10_dbo.Proc_PurgeWeeklyPartitionedTables.sql. This file creates a stored procedure named dbo.Proc_PurgeWeeklyPartitionedTables in the user database. The stored procedure purges any data older than the specified retention period from SalesPartitionTable. For this demonstration, the retention period is 10 weeks. This means that any data older than 10 weeks compared to the current date will be truncated.
11_Script_Run_dbo_Proc_PurgeWeeklyPartitionedTable.sql. This script executes the dbo.Proc_PurgeWeeklyPartitionedTables stored procedure. If you run script 8 after script 11 completes, you'll see partition information like that in Figure 3. In the first result set, notice that the number of rows in partition 1 is zero. That partition's data was truncated because it was more than 10 weeks old.
12_dbo.Proc_PurgeTableParitionsWithNoRows.sql. This file creates a stored procedure named dbo.Proc_PurgeTableParitionsWithNoRows in a user database. The stored procedure removes partitions that have no rows in them so that SalesPartitionTable doesn't include empty partitions. It also recycles the partition numbers so that the table's partitions are always numbered from 1 to 10.
13_Script_Run_dbo_Proc_PurgeTableParitionsWithNoRows.sql. This script executes the dbo.Proc_PurgeTableParitionsWithNoRows stored procedure. If you run script 8 after script 13 completes, you'll see partition information like that in Figure 4. As you can see, the first result set contains 10 partitions -- the partition with the empty rows (sales date 2011-04-22) is gone.
A Time-Saving Tool
The partition solution I created has saved me a lot of time. Previously, it took more than 3 hours each week to add the new sales data and create any necessary indexes because of the amount of data added (up to 40 million rows). Now it takes less than 30 minutes to load 40 million rows and create 3 indexes. Similarly, purging the old data used to take several hours. Now, it's almost instantaneous because I just truncate the partition that contains the old data.
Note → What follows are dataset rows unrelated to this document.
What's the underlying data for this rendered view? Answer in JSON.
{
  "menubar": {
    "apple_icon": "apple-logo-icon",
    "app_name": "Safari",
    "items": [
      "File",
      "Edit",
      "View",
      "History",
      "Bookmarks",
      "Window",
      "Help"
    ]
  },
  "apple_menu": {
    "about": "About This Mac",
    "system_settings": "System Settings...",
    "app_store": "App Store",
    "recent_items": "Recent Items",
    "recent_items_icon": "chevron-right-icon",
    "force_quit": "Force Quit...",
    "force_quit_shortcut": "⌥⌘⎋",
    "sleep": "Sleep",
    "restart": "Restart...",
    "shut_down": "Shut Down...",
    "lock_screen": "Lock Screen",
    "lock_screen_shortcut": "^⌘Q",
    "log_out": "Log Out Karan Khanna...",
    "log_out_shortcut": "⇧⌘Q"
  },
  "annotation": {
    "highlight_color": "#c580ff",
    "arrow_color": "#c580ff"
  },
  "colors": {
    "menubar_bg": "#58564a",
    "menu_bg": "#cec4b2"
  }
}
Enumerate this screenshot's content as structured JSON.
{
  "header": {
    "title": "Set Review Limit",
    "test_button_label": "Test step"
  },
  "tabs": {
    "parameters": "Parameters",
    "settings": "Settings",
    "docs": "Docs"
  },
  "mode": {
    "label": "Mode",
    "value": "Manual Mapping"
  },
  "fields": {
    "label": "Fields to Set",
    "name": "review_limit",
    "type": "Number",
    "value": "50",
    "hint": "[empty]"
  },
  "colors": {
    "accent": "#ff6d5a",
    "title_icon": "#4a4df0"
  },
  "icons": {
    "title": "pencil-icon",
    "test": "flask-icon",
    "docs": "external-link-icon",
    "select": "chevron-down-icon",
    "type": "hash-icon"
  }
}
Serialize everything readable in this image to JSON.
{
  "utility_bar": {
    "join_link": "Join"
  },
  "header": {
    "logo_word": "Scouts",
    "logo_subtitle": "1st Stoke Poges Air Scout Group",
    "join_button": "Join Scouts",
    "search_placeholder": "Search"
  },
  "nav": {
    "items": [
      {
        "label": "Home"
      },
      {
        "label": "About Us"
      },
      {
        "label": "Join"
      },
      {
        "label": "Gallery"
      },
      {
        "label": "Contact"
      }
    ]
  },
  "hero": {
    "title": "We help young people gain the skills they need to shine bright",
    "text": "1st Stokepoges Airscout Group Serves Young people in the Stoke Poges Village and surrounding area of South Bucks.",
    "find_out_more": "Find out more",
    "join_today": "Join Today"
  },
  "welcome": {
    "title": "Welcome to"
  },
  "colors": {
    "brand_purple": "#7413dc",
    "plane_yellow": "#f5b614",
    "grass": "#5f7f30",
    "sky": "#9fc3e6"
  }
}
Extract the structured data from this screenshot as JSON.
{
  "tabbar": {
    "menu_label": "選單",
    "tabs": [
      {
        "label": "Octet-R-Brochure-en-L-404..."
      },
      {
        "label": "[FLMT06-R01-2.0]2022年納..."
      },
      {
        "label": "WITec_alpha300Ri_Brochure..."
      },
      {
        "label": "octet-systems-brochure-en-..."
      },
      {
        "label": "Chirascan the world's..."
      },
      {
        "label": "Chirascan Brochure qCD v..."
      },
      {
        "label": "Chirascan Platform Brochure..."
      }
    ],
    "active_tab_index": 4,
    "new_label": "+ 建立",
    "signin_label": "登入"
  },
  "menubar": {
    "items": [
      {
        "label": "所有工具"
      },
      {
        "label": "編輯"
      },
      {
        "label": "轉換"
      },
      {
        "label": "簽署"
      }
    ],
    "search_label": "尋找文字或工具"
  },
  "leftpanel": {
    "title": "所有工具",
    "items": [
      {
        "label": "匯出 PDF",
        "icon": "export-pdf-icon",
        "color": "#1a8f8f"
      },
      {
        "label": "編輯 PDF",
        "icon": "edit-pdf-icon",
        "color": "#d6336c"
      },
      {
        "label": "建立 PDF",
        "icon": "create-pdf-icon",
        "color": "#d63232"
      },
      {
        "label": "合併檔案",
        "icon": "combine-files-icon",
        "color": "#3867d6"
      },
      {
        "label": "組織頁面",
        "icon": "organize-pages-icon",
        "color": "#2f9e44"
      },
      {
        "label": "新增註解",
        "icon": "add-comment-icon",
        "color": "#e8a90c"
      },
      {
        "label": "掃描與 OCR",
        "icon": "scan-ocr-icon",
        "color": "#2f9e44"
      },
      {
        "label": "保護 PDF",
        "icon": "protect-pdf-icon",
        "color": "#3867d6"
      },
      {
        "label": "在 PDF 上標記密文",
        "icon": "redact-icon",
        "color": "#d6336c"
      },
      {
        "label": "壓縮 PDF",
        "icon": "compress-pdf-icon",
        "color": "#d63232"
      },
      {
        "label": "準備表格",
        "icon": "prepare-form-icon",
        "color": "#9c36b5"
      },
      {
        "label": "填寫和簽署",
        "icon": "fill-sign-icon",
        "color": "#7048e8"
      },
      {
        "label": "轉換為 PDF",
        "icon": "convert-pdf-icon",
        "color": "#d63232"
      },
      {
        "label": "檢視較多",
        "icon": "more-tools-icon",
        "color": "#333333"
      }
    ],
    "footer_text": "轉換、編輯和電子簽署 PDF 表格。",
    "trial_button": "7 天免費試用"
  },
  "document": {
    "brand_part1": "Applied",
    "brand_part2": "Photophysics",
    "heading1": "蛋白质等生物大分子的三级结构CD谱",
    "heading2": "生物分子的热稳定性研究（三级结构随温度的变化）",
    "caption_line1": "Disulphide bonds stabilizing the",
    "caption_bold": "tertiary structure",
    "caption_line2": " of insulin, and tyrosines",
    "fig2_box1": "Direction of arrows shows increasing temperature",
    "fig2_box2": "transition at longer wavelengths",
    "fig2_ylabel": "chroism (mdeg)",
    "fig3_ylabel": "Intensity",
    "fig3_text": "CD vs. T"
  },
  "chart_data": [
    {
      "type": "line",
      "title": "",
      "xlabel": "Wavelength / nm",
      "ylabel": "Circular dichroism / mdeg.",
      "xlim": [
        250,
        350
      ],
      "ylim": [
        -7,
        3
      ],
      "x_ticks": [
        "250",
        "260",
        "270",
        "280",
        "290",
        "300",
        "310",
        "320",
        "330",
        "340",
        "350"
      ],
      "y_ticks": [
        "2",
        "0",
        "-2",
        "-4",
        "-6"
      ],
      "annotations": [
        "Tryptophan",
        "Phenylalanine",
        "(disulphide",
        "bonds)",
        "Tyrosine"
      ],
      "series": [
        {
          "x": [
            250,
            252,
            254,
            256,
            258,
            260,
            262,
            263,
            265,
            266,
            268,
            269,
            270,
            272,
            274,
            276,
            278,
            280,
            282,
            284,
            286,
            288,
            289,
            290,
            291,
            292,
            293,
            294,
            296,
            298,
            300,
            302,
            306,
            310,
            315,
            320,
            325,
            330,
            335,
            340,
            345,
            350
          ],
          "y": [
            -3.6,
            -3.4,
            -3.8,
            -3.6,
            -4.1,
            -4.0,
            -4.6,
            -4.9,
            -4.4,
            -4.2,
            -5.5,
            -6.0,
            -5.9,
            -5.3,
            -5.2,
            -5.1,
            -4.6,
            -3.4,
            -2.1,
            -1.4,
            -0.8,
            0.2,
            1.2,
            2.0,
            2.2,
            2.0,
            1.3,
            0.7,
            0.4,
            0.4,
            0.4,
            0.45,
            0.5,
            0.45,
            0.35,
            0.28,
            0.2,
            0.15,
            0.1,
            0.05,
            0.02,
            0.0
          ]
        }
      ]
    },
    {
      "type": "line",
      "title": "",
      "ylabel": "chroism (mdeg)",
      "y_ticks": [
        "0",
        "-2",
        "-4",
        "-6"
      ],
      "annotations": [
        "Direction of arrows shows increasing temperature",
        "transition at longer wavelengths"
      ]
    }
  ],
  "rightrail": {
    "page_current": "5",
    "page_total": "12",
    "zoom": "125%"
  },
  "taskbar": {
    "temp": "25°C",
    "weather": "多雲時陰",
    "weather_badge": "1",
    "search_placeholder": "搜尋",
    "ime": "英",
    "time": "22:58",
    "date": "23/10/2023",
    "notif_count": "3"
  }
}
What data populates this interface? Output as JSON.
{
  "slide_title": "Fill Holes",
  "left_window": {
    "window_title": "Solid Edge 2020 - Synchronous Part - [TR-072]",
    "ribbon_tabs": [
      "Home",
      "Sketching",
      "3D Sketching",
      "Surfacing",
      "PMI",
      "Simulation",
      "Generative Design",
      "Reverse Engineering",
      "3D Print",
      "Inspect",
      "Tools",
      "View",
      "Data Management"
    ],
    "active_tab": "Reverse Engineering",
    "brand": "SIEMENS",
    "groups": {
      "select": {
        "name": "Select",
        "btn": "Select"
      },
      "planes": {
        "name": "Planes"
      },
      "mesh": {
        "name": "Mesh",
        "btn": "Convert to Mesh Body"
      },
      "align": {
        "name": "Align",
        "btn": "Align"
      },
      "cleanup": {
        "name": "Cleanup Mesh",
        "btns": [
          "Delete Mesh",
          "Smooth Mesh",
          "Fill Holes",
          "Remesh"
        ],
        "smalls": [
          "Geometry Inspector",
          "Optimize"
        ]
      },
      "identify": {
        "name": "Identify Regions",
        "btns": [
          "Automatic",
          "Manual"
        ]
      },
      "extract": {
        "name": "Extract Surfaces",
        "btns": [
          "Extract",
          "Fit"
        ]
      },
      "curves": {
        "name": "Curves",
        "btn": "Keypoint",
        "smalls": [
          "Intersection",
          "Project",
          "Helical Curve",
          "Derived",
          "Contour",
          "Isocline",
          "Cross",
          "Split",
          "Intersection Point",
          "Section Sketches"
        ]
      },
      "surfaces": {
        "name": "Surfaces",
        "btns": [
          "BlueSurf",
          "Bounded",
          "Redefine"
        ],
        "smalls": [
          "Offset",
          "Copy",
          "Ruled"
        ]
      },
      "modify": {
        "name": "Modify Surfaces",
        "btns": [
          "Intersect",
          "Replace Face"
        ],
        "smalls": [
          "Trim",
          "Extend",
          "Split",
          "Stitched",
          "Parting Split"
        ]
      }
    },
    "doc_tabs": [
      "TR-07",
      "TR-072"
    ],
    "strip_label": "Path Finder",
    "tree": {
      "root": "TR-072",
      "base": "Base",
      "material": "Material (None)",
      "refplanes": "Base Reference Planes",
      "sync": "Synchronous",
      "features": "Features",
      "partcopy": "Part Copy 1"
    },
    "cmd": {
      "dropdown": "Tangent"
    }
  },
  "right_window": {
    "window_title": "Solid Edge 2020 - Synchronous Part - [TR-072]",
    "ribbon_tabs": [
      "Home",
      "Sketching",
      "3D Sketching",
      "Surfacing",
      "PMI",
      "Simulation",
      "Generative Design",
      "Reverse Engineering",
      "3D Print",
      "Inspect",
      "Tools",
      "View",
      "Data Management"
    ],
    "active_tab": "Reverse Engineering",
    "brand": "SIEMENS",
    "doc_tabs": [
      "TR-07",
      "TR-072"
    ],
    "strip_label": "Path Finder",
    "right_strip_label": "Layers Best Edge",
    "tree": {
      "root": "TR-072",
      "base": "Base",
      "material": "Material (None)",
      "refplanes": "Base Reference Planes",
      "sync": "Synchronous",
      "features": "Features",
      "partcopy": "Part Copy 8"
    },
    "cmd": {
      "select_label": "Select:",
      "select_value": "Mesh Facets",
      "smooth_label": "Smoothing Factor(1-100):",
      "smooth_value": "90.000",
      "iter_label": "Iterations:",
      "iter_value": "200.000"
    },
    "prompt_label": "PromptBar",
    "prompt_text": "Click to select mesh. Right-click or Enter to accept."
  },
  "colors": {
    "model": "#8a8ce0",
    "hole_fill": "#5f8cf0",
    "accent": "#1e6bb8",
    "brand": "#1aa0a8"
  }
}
Queries also take a lot less time to run. For example, each week I have to run a query that returns aggregated values from all 105 or 156 weeks of sales data. Previously, this query would take hours and sometimes even timeout because it had to read through the entire nonpartitioned table. After the partitioned table was in place, I modified the query to take advantage of partition elimination (i.e., accessing the necessary data in the partition at any given time based on a partition column value). The modified query consistently runs in about 11 minutes. I hope that you, too, can save some time by applying the concepts and code I've presented.